● **Records**
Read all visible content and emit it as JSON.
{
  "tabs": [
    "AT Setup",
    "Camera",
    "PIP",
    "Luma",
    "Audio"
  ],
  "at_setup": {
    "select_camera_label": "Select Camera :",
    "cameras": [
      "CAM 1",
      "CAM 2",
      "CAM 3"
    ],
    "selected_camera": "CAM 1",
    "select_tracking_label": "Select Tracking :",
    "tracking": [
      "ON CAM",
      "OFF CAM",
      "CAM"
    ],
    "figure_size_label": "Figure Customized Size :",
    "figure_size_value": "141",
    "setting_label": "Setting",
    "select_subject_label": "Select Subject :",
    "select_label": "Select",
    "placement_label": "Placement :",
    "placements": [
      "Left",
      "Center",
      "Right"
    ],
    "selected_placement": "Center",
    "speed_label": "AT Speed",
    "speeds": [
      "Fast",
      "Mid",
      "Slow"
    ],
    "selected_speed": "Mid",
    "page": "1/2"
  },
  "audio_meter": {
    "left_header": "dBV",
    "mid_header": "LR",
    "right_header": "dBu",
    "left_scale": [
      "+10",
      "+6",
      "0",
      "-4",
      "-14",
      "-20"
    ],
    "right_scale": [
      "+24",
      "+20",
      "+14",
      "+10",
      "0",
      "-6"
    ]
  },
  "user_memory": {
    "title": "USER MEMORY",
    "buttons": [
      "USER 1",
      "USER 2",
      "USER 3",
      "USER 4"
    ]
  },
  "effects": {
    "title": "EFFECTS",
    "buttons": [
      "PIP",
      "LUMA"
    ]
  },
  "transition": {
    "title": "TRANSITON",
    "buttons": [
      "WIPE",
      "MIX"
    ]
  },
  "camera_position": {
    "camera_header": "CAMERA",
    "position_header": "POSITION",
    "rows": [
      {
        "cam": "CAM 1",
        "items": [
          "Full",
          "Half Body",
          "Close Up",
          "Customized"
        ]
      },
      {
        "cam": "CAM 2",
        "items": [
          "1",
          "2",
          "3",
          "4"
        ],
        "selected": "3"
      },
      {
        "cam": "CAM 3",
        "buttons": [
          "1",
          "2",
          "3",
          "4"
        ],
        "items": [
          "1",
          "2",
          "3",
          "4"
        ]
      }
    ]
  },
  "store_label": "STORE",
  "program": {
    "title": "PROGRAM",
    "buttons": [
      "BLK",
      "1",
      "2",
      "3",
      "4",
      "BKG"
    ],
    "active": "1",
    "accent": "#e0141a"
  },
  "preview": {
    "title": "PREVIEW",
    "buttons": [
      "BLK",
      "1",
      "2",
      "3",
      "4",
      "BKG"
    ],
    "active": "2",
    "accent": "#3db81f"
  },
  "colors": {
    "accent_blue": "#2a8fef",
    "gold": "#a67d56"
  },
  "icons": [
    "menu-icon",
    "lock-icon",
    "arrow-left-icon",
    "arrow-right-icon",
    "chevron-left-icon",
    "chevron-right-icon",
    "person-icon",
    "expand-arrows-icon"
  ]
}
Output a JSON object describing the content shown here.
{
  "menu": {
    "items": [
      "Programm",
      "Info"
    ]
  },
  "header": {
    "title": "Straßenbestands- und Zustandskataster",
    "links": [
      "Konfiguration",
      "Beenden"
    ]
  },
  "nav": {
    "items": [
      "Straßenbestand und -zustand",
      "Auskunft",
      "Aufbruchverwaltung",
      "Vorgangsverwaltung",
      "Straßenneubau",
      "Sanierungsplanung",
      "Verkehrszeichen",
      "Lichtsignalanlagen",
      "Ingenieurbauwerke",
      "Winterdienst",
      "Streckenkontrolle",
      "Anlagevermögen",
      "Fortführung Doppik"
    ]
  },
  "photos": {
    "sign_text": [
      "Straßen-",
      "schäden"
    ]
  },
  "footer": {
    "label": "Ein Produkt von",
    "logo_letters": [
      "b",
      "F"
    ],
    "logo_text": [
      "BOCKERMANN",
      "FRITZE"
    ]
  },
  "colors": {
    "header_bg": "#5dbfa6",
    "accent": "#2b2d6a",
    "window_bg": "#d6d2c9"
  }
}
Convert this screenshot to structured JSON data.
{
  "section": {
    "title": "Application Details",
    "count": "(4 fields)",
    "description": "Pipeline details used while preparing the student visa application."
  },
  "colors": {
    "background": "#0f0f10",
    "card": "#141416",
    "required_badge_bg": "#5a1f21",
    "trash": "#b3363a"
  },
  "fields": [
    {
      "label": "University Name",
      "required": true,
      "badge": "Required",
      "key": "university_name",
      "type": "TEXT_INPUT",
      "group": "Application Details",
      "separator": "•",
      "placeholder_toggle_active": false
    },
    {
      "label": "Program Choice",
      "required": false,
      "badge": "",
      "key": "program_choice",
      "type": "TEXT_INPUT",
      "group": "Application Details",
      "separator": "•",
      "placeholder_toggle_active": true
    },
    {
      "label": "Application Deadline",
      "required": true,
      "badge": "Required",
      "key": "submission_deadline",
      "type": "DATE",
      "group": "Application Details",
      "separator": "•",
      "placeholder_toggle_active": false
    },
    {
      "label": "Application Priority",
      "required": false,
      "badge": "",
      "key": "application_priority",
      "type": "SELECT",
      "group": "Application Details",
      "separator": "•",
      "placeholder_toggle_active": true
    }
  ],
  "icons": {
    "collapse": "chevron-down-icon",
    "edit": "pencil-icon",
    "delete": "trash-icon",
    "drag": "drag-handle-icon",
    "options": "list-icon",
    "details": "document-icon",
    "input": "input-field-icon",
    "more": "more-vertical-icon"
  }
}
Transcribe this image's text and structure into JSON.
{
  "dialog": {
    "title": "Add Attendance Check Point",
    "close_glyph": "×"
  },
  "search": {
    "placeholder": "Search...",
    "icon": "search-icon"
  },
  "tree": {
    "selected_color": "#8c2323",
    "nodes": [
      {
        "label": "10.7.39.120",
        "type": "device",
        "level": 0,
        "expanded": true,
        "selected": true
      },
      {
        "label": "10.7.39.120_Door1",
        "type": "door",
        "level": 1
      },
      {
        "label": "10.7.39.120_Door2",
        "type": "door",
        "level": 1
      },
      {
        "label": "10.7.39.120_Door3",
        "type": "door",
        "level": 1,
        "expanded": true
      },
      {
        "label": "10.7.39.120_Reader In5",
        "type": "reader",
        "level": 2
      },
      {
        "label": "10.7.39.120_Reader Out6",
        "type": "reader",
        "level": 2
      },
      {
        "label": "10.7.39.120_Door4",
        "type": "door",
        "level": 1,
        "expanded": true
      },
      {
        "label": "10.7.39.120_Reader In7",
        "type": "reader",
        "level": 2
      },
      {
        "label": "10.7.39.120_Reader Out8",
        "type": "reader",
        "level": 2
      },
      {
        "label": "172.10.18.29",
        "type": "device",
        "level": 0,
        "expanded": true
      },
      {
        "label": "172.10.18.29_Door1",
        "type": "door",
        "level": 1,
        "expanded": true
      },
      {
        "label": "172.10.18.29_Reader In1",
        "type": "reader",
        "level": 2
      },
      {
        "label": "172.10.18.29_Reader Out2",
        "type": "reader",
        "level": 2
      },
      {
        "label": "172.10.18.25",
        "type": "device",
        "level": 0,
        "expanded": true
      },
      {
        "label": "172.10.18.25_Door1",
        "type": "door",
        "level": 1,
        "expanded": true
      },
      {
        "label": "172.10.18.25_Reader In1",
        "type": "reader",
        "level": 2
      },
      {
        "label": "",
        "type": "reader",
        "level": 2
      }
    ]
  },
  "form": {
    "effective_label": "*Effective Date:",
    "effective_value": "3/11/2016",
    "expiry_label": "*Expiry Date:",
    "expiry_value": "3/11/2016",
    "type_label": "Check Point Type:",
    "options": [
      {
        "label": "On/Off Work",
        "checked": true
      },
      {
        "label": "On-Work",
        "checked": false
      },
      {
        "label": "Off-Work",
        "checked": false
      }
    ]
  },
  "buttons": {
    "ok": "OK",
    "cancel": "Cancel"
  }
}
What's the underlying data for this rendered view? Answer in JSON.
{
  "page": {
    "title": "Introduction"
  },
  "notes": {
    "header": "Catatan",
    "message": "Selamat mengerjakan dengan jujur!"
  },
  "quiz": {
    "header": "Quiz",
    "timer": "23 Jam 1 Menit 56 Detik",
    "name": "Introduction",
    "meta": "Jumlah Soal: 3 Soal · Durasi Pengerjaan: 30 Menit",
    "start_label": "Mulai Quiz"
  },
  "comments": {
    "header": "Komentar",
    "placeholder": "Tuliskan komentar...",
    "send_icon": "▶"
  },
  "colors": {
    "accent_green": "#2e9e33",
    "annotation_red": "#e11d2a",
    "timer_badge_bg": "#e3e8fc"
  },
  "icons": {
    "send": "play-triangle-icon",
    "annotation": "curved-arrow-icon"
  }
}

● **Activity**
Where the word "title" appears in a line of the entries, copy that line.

● **Exercise output**
    "title": "USER MEMORY",
    "title": "EFFECTS",
    "title": "TRANSITON",
    "title": "PROGRAM",
    "title": "PREVIEW",
    "title": "Straßenbestands- und Zustandskataster",
    "title": "Application Details",
    "title": "Add Attendance Check Point",
    "title": "Introduction"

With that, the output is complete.